Saanich is willing to bend the rules to stop a home on the heritage registry from being torn down by a Vancouver couple looking to build their dream house.
Peter Gosniak and Helen Lamla bought the property at 2700 Queenswood Dr. last month from Sheila and Byron Davies with the intent to tear down the 71-year-old structure on the grounds.
But Saanich staff in December denied the demolition permit, as did council last week, giving the municipality 60 days to come up with a solution or legal action could be taken.
“They were aware the home was heritage registered,” said Aurora Faulkner-Killam, with the law firm Cox, Taylor, legal counsel for the home owners. “But they investigated what that means and that heritage registration doesn’t entitle (local government) to indefinitely restrict an owner’s use.”
Faulkner-Killam read a statement to council last Monday stating the owners purchased the $2.4-million home with the intent to demolish it.
“The current intention remains to achieve a vacant lot,” Faulkner-Killam told council. “A vacant building is costly to insure.”
The 60-day heritage protection council approved buys council time to hopefully reach a compromise with the owners that keeps the existing house and achieves their eventual plan of building a new one.
But Faulkner-Killam says she spoke with her clients following the meeting and said their plans haven’t changed.
“They have no different expectations than what they set out with,” she said. “They’re prepared to listen to whatever Saanich council wishes to discuss, but they’ve been clear with their intentions.”
They say the home is “in poor condition,” riddled with asbestos and moisture issues, posing health risks.
Mayor Frank Leonard told Faulkner-Killam that council would be willing to make some pretty bold, one-off moves to accommodate the wishes of both parties.
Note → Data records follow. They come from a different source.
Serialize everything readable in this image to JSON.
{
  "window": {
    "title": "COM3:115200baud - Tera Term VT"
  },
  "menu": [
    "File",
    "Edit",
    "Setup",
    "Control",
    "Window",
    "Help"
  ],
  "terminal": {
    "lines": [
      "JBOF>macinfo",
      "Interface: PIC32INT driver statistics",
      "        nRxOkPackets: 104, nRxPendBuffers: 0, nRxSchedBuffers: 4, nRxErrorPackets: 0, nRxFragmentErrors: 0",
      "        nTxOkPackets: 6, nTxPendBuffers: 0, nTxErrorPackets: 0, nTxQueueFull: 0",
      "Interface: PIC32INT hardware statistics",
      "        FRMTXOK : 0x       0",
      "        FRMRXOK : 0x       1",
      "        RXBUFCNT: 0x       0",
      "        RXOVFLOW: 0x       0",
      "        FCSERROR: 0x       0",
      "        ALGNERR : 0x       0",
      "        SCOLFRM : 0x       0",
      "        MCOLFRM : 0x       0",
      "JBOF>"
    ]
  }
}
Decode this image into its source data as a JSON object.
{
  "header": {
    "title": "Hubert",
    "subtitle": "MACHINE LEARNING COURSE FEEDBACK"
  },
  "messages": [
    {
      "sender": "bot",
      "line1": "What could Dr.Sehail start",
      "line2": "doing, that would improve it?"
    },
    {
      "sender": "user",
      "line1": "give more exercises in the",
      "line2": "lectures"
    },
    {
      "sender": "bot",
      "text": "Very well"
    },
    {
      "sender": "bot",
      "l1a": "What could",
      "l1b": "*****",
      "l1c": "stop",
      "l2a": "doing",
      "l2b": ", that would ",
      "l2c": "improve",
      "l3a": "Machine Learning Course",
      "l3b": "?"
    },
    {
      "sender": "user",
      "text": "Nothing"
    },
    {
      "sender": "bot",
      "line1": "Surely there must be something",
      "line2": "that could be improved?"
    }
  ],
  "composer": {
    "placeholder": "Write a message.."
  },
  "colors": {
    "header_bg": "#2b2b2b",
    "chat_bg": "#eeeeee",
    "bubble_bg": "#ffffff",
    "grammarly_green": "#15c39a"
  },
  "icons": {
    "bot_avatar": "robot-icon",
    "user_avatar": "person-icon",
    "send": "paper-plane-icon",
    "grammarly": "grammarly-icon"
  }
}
“I even (offered suggestions) so far outside of existing zoning bylaws. In their correspondence, I seem to detect a tone that the property owner seems to think there’s some risk in applying for a rezoning or subdivision. One way to take the risk out is for us to be the applicant. Those are extraordinary suggestions for a mayor to make,” he said. “But that’s how open I am to start a dialogue in this 60-day window. I can’t telegraph a message any stronger to the property owner that I’m virtually wide open to a create a solution here.”
Among those suggestions, Leonard mentioned a customizable zone that allows for both houses on the property. “This could be the nicest guest house on Queenswood.”
If a compromise isn’t reached, council will be forced to decide whether a demolition permit is issued or it’s denied. If the latter is chosen, Faulkner-Killam says the couple will file a lawsuit seeking damages.
Leonard acknowledges that could become a costly route, and one for which Saanich taxpayers would have to foot the bill.
“When you’re protecting the public interest, not only the public interest in terms of property and heritage, but in terms of the treasury, we should act with eyes wide open,” he said. “I hope we’ll be able to share what the potential consequences are (to taxpayers) if we take that route.”
Last February, the City of Victoria was ordered to pay Rogers’ Chocolates nearly $600,000 after imposing a heritage designation on the downtown store’s interior against the owner’s will.
Leonard says council needs to look at that privately arbitrated decision when it chooses what direction it will take if no compromise is reached.
“Courts take people’s property rights quite seriously and government has a lot of power. But when you exercise that power upon one single property owner, the courts put a high price on that.”
Councillors Susan Brice and Wayne Hunter were absent but those in attendance unanimously approved the 60-day protection.
“This is the first time Saanich has played hardball,” Coun. Vicki Sanders said. “We’ve lost a lot of heritage over the years, but people weren’t aware. We were always in the mindset of ‘well, there’s always a lot more.’ … Allowing them to demolish this home, we will lose a whole part of Saanich history.”
When contacted by the **News, the Davies said they had no objections to the demolition of the home. The building was formerly owned by Sheila Davies’ parents and has been in the family since 1944.
The Davies added the home to the heritage registry in 2005 because it’s a “beautifully detailed and (well) preserved” representation of the British arts and crafts architectural movement.